From the entries below, gather every line containing the string "property".

■ **Supplied data**

● ● ● ● ●

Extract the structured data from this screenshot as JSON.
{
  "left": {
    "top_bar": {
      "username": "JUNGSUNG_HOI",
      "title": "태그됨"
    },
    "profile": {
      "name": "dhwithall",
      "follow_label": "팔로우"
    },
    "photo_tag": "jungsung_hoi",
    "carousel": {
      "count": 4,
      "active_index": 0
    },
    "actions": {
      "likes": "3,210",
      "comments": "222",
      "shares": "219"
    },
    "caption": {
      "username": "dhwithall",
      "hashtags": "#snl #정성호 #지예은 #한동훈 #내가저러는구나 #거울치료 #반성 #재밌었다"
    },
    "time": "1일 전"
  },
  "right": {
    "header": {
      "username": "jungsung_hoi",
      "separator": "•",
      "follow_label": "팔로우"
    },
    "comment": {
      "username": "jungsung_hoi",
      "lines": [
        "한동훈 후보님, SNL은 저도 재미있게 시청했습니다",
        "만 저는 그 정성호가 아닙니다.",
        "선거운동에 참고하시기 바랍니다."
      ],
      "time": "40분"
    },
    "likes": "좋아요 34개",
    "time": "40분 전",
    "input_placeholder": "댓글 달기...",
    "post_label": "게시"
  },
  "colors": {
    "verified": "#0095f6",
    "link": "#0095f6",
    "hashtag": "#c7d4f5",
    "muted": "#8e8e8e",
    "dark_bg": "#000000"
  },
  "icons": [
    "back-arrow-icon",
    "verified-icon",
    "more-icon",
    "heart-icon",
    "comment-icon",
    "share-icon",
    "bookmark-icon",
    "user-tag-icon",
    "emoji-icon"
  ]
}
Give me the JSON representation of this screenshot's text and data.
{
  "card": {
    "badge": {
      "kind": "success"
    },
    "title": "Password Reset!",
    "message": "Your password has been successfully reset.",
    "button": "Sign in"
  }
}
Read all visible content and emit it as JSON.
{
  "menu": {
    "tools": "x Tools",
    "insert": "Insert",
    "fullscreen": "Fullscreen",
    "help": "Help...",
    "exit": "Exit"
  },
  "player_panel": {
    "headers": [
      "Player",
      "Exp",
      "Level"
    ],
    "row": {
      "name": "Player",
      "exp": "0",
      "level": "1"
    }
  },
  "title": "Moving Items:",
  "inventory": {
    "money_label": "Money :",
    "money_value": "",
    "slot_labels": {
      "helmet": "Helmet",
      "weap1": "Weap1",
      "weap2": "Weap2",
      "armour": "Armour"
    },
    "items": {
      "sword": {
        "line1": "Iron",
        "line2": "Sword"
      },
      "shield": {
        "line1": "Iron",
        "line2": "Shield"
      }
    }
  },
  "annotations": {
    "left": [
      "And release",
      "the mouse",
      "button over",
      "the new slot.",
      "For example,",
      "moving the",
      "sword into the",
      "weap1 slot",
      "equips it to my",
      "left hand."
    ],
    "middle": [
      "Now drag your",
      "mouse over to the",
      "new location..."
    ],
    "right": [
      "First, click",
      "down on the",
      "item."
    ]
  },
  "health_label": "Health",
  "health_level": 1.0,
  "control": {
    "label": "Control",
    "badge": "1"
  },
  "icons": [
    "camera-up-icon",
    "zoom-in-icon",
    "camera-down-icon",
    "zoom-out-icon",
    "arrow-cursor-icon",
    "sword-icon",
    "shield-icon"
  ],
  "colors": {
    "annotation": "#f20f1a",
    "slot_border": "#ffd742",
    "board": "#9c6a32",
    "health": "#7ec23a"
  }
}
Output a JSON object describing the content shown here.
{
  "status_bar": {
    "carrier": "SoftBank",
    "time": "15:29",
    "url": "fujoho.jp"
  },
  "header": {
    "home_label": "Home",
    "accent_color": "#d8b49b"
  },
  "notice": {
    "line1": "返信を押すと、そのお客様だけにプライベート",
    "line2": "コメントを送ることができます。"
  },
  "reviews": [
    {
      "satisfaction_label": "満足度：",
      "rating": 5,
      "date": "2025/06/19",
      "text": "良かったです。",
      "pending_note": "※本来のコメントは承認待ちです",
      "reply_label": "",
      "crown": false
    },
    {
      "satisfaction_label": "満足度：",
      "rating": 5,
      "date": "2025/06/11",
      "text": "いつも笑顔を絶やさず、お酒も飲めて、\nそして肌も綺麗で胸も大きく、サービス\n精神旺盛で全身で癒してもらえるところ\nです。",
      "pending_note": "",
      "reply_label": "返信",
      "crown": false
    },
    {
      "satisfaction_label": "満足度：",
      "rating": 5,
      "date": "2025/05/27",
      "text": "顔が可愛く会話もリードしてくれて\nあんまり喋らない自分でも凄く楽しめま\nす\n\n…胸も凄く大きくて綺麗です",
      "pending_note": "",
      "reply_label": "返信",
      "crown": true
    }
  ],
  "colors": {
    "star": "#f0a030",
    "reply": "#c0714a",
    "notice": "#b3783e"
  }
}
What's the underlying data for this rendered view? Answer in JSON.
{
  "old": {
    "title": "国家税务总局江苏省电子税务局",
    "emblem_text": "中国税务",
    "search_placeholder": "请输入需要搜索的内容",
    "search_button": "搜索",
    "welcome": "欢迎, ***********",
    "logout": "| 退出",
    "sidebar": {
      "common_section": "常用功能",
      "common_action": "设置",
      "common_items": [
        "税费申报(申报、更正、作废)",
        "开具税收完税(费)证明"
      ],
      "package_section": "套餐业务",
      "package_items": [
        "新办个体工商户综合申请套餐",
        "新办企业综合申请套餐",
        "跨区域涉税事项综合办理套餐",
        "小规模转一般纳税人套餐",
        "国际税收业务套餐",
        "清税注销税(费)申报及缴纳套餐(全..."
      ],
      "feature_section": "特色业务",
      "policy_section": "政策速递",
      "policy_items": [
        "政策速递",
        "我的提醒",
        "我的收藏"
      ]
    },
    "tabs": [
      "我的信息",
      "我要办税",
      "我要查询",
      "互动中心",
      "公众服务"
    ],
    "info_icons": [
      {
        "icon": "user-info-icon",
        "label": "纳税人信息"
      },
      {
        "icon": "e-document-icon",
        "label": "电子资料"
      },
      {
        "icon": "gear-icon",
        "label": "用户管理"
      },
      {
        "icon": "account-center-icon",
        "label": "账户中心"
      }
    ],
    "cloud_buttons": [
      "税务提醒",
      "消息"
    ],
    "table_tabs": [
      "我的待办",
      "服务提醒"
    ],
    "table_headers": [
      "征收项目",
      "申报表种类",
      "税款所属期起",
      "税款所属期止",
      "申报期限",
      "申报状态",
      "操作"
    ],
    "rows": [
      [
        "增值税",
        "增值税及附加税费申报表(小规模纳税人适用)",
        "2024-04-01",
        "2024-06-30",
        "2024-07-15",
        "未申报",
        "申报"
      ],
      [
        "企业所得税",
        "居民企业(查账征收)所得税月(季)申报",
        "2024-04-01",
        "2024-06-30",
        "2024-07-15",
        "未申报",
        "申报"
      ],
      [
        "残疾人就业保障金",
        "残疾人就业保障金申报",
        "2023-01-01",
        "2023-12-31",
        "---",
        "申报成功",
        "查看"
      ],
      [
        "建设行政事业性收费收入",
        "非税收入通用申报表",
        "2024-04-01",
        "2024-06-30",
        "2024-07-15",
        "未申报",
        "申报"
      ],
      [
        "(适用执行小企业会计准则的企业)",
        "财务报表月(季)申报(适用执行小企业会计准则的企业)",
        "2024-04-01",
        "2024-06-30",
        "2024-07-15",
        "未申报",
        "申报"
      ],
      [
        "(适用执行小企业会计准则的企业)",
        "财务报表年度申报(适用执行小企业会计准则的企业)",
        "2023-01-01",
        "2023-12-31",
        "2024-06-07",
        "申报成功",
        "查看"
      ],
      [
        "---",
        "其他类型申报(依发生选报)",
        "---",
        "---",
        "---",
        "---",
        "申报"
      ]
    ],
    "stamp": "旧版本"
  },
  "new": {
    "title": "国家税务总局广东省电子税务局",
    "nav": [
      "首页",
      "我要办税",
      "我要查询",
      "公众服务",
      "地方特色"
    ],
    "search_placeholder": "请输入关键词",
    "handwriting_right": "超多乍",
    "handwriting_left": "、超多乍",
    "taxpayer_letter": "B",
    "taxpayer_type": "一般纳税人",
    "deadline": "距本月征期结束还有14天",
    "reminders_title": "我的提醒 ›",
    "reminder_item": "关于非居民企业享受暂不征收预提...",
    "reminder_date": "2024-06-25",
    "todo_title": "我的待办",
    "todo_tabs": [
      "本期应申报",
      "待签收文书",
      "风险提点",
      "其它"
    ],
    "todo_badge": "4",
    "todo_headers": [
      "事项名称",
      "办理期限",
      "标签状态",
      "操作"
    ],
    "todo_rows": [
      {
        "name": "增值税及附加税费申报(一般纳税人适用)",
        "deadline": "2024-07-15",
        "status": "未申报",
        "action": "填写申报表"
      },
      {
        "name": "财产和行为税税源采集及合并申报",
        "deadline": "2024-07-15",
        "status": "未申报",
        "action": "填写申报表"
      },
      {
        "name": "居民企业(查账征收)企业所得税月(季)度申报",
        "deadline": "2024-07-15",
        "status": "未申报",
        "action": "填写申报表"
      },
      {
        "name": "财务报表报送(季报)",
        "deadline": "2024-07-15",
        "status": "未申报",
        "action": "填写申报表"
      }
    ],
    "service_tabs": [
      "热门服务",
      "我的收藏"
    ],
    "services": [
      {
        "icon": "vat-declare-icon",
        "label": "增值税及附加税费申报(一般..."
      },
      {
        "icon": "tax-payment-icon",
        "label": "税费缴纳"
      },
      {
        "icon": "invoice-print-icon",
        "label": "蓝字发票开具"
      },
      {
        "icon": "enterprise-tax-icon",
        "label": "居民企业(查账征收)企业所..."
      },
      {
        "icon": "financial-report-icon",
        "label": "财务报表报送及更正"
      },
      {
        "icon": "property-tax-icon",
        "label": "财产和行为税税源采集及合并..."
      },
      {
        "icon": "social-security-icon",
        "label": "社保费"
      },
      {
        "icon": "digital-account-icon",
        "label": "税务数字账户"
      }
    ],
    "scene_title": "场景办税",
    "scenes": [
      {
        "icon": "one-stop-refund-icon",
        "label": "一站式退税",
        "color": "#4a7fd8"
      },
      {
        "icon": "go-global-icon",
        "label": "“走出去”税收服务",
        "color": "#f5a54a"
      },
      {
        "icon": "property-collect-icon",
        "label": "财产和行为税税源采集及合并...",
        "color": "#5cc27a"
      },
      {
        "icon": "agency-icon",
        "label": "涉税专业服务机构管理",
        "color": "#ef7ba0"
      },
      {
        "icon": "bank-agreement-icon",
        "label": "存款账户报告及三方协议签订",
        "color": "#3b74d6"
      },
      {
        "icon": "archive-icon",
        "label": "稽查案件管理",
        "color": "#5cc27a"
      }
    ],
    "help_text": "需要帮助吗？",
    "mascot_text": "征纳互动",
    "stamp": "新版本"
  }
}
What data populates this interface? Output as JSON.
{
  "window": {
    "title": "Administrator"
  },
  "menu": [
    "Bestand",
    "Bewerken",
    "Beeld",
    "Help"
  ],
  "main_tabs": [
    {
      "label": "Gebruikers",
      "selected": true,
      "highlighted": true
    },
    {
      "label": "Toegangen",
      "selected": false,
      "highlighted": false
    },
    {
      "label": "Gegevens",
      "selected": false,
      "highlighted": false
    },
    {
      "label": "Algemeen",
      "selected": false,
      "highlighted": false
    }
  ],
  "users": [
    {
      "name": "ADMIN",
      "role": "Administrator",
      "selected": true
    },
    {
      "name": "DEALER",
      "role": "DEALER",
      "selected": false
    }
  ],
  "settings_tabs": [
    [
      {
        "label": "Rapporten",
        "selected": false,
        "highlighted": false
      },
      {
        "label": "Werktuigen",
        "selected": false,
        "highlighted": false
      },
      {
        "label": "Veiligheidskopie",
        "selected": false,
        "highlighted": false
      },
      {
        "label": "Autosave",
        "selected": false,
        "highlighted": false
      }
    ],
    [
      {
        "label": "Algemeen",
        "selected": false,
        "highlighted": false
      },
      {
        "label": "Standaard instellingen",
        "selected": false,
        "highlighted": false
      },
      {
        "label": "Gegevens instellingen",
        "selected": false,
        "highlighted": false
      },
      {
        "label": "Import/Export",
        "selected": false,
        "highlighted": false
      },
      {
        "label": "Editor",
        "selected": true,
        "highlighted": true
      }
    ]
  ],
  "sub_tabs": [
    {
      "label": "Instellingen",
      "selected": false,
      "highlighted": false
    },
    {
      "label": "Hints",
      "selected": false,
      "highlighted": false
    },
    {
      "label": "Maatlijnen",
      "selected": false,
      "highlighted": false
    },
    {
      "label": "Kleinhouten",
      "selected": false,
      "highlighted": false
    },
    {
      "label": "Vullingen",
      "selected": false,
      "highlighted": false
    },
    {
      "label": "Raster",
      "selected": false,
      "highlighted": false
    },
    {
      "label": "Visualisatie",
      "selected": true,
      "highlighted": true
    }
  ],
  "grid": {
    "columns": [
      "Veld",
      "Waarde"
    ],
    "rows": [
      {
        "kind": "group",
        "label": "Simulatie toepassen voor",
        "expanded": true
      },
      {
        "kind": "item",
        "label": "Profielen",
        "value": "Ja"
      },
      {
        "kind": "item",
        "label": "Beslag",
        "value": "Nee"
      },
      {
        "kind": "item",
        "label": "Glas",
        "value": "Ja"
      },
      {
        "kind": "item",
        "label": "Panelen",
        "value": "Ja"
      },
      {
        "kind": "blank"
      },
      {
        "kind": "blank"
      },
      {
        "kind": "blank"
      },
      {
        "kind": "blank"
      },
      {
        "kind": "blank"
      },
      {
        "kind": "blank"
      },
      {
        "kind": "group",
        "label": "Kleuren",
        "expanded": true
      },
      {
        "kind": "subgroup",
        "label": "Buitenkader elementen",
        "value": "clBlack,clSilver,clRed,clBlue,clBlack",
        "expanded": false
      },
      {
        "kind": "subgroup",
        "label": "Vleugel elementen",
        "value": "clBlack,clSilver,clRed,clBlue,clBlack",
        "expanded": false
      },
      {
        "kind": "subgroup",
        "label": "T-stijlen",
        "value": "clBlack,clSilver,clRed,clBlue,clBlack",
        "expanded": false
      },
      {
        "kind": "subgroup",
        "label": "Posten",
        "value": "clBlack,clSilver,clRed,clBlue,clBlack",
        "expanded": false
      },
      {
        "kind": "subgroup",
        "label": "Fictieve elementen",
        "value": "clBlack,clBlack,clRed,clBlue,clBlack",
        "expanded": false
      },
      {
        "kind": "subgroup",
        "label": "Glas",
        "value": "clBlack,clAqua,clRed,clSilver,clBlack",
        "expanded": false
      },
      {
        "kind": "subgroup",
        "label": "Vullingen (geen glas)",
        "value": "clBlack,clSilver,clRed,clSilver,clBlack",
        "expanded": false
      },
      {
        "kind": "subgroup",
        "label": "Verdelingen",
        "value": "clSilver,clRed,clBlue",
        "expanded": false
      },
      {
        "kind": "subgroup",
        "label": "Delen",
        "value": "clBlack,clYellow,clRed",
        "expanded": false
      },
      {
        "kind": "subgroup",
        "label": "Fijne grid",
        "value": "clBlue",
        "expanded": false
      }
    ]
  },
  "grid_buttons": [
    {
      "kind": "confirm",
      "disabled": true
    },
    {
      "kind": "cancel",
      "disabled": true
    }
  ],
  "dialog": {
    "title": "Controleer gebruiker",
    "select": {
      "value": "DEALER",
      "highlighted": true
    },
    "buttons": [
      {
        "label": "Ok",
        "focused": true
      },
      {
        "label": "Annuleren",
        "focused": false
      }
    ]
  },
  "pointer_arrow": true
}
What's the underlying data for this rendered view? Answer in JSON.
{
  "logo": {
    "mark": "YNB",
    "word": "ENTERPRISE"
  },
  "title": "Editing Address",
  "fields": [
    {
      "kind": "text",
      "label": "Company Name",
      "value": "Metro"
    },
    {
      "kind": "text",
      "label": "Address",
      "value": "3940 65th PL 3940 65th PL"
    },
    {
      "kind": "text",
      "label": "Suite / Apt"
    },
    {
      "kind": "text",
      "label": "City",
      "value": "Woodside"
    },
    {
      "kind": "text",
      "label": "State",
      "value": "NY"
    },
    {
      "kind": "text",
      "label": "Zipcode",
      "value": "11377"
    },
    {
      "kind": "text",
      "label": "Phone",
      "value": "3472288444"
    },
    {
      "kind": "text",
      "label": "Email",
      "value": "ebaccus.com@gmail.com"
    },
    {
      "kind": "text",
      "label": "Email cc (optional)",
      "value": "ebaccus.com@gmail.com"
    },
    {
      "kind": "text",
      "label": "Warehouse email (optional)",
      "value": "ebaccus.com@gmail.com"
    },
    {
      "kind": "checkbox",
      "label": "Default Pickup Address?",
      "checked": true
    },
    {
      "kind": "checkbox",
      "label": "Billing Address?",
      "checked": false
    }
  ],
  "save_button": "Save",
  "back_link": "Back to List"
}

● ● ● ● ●

■ **Written response**
        "icon": "property-tax-icon",
        "icon": "property-collect-icon",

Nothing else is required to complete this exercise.